I do tend to stand out in a crowd. I’m 6’2″, about 200 pounds, pale as all heck, and with shoulder-length hair that’s all thrown over to one side. I dress differently as well. Today, in fact, I’m wearing a pair of Prana knickers and a tulip-back long-sleeve shirt.

It’s the knickers that have become an object of official curiosity where I now live and work.

I should say that my affinity for these kinds of pants—something that came about just as capris were breaking to the fore more than a decade ago—could have been a hint about my gender identity years ago. It just never quite occurred to me.

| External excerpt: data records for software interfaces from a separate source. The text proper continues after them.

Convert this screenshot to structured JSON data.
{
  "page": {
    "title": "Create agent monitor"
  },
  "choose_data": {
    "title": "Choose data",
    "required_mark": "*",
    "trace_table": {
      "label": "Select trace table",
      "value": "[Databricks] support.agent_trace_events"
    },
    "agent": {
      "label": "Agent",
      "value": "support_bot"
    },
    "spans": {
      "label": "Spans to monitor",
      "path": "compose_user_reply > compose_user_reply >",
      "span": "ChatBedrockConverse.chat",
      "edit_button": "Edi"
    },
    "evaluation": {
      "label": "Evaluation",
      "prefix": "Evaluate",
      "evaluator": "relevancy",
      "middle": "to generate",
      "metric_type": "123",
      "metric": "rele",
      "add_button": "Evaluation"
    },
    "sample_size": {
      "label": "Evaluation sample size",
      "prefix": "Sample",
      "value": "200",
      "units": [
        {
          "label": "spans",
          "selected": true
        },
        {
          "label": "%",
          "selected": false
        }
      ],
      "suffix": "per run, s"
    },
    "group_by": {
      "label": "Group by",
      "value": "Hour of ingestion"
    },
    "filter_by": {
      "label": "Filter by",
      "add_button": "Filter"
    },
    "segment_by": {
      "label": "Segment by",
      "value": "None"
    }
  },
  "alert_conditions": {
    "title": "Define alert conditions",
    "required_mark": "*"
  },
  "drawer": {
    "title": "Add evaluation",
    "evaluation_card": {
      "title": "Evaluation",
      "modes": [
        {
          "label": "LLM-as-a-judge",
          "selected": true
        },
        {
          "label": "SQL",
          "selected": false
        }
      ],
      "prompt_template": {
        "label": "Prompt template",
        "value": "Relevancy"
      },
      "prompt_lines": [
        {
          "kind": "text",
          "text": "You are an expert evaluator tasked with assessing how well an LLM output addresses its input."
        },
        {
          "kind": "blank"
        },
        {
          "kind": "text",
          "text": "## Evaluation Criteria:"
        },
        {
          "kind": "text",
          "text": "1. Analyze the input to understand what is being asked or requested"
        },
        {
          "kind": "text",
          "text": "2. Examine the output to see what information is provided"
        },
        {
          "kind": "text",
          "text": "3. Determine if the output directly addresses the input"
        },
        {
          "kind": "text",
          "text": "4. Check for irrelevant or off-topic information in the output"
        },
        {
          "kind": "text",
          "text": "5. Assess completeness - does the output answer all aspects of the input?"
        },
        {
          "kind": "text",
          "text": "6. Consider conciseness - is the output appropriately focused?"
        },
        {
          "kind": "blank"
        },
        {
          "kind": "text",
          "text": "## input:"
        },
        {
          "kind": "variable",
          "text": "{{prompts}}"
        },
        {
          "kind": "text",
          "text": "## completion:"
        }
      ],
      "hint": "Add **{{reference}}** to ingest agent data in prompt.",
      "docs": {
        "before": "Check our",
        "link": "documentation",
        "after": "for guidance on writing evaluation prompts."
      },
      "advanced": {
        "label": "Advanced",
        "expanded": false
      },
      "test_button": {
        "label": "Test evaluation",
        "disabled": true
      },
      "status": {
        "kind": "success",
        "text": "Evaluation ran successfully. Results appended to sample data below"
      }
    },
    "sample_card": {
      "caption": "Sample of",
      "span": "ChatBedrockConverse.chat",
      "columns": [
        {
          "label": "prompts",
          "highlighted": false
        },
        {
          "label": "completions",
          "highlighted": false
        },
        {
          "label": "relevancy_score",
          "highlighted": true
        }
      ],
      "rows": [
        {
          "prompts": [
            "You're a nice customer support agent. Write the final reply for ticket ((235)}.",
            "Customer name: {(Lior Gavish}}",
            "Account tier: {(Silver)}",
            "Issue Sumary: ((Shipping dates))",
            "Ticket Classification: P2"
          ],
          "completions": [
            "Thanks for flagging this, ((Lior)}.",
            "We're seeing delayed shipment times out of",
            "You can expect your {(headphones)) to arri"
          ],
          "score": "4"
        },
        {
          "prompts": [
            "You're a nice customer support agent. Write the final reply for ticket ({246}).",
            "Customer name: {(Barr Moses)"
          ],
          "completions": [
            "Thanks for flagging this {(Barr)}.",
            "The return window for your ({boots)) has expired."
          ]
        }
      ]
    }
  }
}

I went out Saturday night with a friend of mine, one whom I haven’t told anything about my gender identity. There are only about five people in town who do know, in fact. But at some point she mentioned to me that the security officer quipped on my appearance, asking if I was really wearing capris around campus.

And where I could have possibly found them in my size.

I moved from a conservative place. On the surface, this place is less conservative—and a good deal rougher. But things that are outside of convention seem to be difficult to take here. I haven’t been subject to any physical incidents yet, nor have I come close. But when I go out, I feel like they’re a possibility.

The school is kind of my sanctuary. It helps that people there like me, and I can be a bit more myself. But when coworkers are starting to ask questions to each other—rather than me—then I suppose I have to evaluate this whole thing. I have gender identity protection at work through their non-discrimination policy. But I’m untenured. I know better.